Would you give the number of lines in the entries that contain the word "value"? Nothing else is needed.

------

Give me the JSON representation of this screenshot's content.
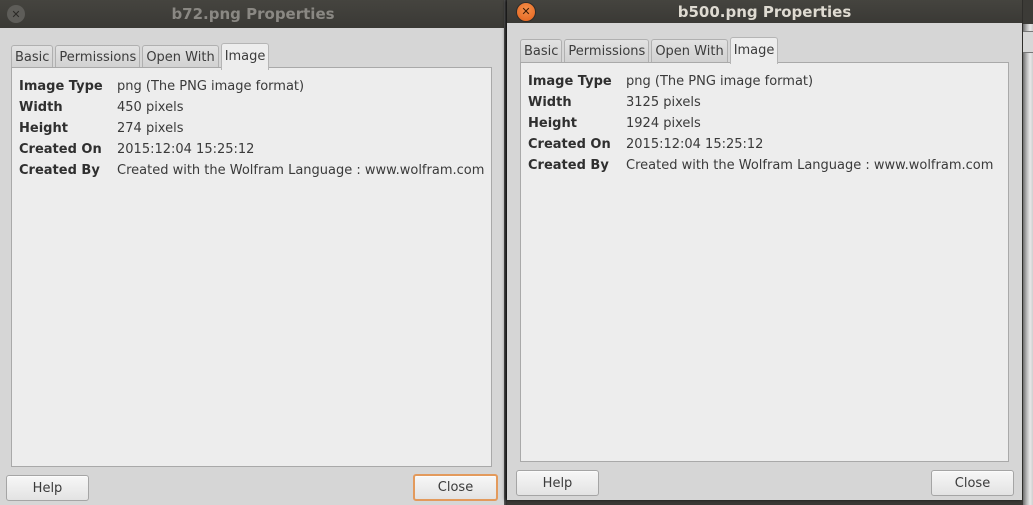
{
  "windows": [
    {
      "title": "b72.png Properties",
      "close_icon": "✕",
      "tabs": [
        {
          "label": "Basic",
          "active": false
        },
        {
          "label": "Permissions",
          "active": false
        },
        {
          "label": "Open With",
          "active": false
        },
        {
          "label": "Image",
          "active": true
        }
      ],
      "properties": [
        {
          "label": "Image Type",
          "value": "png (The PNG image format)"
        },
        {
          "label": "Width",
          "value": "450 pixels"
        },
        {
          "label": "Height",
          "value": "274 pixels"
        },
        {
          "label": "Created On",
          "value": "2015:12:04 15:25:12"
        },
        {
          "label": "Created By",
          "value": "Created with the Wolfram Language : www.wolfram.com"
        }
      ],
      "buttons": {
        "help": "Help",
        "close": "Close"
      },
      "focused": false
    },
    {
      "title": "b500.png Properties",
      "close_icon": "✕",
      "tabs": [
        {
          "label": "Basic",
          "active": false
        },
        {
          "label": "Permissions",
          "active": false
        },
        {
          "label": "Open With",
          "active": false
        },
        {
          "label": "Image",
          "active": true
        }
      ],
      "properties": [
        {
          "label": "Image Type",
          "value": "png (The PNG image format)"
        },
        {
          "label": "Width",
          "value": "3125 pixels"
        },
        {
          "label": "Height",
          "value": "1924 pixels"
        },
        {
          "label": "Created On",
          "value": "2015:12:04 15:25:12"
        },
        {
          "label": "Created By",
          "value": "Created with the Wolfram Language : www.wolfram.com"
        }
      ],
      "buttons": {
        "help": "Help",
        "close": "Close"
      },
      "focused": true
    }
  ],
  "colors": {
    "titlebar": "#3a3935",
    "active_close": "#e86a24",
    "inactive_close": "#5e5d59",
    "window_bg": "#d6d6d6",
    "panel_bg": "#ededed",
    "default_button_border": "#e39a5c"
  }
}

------

* [Your response]:
10